“This is a big piano.” He said, hearing Stevie come in.
“It is my mother’s six foot concert grand.” She joined Reggie on the piano bench. He could smell her light citrus perfume.
“What is a trouble clef?” he asked.
“You mean the coat rack?” Stevie laughed. “It isn’t trouble but treble and it’s a musical sign that indicates higher notes on the staff. My mother had the large wooden one made to amuse her piano students.”
A blue music booklet entitled, Consolations by Franz Liszt, lay open to view on the stand in front of them.
Reggie reached up and touched the book. “Have you been playing his music?”
“I have. These pieces called Consolations have been rumbling around my head throughout the last few days.”
“Does this Liszt guy offer consolation to the nasty work of murder?”
“Surprisingly, he does.” Stevie stood and took his arm firmly nudging Reggie to his feet. “Come on into the kitchen. I’m reheating some lasagna from Sunday.”

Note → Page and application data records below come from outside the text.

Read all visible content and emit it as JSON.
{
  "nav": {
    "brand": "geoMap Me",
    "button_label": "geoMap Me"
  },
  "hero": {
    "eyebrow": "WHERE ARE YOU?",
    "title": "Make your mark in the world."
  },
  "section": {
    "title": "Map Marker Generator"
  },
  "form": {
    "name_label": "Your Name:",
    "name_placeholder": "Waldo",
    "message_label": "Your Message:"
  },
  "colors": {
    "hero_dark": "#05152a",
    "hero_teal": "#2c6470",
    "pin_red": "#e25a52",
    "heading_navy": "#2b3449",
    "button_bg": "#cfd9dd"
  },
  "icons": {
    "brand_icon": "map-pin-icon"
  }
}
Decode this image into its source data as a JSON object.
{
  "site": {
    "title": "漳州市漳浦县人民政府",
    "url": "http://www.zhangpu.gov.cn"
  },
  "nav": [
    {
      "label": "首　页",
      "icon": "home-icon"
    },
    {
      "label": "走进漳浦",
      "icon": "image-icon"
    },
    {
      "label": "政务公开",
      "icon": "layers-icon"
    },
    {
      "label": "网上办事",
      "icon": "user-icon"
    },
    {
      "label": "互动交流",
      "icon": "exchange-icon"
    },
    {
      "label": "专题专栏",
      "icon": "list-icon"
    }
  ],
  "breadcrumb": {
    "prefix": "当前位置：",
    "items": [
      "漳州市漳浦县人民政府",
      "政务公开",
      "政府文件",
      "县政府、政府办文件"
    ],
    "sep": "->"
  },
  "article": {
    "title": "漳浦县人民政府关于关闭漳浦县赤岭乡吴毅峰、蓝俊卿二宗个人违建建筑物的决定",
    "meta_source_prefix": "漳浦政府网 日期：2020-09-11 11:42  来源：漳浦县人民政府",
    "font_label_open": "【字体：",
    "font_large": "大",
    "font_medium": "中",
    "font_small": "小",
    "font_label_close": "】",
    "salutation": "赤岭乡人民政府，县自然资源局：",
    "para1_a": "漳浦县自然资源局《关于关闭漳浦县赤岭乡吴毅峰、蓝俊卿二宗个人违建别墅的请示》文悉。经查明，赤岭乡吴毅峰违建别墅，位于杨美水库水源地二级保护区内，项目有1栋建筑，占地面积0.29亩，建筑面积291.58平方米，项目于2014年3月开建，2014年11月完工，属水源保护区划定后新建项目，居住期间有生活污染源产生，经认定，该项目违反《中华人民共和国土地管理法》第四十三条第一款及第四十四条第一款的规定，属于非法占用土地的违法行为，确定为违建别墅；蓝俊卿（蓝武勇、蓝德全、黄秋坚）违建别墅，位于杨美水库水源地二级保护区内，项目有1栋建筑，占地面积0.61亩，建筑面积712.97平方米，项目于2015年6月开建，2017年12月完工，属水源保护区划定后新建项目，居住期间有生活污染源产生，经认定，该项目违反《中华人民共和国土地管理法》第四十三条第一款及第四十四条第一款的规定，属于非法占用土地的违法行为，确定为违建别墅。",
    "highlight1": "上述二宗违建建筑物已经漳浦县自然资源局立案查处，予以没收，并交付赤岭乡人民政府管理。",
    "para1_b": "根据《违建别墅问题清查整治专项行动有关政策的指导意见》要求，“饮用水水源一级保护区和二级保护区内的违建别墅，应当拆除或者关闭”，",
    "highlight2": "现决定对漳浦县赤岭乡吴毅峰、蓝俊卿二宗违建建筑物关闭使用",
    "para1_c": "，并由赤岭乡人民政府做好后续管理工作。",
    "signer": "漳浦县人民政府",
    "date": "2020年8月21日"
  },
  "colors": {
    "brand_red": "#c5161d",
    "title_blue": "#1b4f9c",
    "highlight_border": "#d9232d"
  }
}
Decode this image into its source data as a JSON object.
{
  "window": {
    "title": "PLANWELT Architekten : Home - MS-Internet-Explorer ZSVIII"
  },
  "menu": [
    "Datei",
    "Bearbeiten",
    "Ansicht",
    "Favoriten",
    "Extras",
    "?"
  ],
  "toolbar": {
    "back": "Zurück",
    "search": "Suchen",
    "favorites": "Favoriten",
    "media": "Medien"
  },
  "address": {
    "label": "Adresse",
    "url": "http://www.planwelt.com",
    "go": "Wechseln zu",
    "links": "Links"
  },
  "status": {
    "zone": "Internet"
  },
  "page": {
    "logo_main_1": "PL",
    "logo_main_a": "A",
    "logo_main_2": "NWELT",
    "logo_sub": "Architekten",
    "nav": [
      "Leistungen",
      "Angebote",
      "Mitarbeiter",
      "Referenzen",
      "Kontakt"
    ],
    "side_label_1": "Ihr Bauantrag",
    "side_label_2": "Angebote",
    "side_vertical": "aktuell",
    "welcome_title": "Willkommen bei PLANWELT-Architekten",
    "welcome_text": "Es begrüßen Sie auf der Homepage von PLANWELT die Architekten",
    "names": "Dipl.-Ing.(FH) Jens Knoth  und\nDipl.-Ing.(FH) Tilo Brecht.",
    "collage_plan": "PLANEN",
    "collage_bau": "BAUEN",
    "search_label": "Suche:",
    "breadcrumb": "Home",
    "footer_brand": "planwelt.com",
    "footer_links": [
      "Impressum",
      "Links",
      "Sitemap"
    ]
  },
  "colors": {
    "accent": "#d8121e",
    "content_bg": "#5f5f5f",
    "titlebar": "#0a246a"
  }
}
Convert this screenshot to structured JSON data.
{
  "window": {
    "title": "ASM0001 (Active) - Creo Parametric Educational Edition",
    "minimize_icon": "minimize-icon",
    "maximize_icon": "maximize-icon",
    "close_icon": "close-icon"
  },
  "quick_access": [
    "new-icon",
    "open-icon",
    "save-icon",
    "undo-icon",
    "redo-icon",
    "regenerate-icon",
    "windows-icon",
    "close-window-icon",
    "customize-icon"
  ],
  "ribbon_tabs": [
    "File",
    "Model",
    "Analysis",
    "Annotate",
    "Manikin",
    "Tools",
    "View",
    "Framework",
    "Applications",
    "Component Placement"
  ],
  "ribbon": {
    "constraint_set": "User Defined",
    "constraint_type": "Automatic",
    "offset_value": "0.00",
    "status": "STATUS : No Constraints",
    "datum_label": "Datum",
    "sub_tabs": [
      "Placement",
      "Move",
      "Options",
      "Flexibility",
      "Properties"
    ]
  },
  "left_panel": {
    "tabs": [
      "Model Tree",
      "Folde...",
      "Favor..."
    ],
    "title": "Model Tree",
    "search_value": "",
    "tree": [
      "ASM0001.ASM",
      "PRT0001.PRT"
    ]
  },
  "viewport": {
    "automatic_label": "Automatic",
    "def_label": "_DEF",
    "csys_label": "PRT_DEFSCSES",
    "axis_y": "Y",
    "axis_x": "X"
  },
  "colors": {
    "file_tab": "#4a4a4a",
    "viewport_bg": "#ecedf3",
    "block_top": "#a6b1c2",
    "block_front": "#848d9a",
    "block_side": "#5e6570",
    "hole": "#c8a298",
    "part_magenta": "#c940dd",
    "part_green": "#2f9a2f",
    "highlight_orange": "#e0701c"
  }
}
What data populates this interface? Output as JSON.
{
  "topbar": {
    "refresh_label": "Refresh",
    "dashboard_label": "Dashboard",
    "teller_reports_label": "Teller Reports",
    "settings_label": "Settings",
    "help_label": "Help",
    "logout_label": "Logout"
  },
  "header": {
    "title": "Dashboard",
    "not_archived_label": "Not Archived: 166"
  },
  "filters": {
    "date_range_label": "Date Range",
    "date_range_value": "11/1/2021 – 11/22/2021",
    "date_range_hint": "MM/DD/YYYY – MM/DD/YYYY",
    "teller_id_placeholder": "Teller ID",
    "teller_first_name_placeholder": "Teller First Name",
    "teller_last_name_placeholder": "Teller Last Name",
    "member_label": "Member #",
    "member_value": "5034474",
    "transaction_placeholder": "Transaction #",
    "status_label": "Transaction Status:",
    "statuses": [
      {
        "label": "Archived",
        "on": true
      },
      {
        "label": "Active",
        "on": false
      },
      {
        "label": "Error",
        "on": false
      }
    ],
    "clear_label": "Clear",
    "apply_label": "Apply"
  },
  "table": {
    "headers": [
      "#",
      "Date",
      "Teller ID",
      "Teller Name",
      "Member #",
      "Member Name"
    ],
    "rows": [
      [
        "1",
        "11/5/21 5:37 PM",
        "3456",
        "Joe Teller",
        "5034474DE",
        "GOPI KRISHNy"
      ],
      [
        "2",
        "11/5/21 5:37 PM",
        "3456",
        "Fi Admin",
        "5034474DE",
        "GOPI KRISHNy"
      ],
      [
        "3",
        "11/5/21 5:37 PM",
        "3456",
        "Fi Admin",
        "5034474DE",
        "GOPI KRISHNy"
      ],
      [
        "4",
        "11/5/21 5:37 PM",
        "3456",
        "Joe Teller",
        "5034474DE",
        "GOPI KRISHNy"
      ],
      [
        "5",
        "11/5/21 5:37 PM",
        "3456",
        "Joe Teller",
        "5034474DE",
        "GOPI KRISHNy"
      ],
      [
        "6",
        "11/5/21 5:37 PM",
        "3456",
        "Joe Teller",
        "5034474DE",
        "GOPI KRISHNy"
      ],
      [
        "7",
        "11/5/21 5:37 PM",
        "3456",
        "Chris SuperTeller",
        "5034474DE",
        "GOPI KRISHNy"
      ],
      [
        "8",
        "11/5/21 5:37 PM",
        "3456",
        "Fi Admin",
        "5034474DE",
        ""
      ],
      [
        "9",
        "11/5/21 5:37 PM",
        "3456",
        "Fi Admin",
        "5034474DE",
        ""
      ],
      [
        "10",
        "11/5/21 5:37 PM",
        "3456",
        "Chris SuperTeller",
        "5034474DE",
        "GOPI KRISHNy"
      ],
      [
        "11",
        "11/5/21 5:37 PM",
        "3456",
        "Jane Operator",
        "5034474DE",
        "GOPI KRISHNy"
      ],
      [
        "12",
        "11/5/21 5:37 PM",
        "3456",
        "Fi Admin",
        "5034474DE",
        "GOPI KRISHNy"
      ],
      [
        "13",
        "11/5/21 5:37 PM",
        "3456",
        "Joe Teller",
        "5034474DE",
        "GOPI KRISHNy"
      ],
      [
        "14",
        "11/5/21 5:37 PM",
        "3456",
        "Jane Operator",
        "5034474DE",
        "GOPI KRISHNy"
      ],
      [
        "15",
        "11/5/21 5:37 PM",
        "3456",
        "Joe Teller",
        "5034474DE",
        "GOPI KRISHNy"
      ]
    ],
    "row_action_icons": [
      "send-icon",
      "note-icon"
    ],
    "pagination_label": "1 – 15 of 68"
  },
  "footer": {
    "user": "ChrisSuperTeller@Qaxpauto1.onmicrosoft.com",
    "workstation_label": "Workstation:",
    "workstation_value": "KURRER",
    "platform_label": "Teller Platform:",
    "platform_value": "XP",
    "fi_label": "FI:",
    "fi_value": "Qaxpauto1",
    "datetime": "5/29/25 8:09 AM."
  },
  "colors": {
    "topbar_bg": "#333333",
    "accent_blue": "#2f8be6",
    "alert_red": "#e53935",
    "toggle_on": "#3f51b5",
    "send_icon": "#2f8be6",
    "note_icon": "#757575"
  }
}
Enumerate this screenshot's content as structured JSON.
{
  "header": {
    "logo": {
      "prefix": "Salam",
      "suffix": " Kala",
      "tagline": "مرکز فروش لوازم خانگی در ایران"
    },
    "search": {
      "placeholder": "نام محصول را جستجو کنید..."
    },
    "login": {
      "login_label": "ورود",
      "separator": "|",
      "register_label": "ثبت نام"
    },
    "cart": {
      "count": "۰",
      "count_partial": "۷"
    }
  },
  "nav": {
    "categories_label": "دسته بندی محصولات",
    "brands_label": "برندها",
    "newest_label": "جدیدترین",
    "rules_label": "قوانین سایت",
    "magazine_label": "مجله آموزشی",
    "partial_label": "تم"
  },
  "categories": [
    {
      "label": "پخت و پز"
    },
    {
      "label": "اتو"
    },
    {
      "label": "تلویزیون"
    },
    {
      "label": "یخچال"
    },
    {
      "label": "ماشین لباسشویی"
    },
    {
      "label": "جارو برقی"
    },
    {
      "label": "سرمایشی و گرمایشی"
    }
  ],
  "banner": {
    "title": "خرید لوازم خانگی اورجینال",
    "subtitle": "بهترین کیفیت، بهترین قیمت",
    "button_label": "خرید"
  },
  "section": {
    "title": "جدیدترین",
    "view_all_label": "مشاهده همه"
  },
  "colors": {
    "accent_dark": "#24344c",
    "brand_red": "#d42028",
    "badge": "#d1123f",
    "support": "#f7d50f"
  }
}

The kitchen had bright yellow walls and frilly patterned curtains. A round kitchen table was nestled into the bay window which looked out to the garden. Reggie thought that his mother would have loved a kitchen just like this. The garden outside was barely discernible as dusk fell.
“I can’t get used to the fact that it’s dark at 5:00 o’clock. It feels like the middle of the night.” Reggie said.
Stevie handed him two placemats and two white china plates.
“Can you grab two glasses out of the cupboard there?” With her head she motioned to the cupboard by the sink. She balanced a steaming platter of noodles with sauce and cheese in her hands.
He carefully brought the glasses to the table and seated himself across from Stevie.
“You look hungry. Let me dish you up a big plate.”
“Looks really good. Thank you.” He suddenly felt a little self-conscious eating in front of his work partner. Reggie picked up his fork and without further hesitation commenced devouring the food. It was delicious and it’s warmth made him relax.
“You have a tiny splat of tomato sauce on your lip.” She picked up her napkin but Reggie saw her stop herself from bringing the napkin to his face.
“I’ve got it.” he said, as he brushed his napkin across his mouth.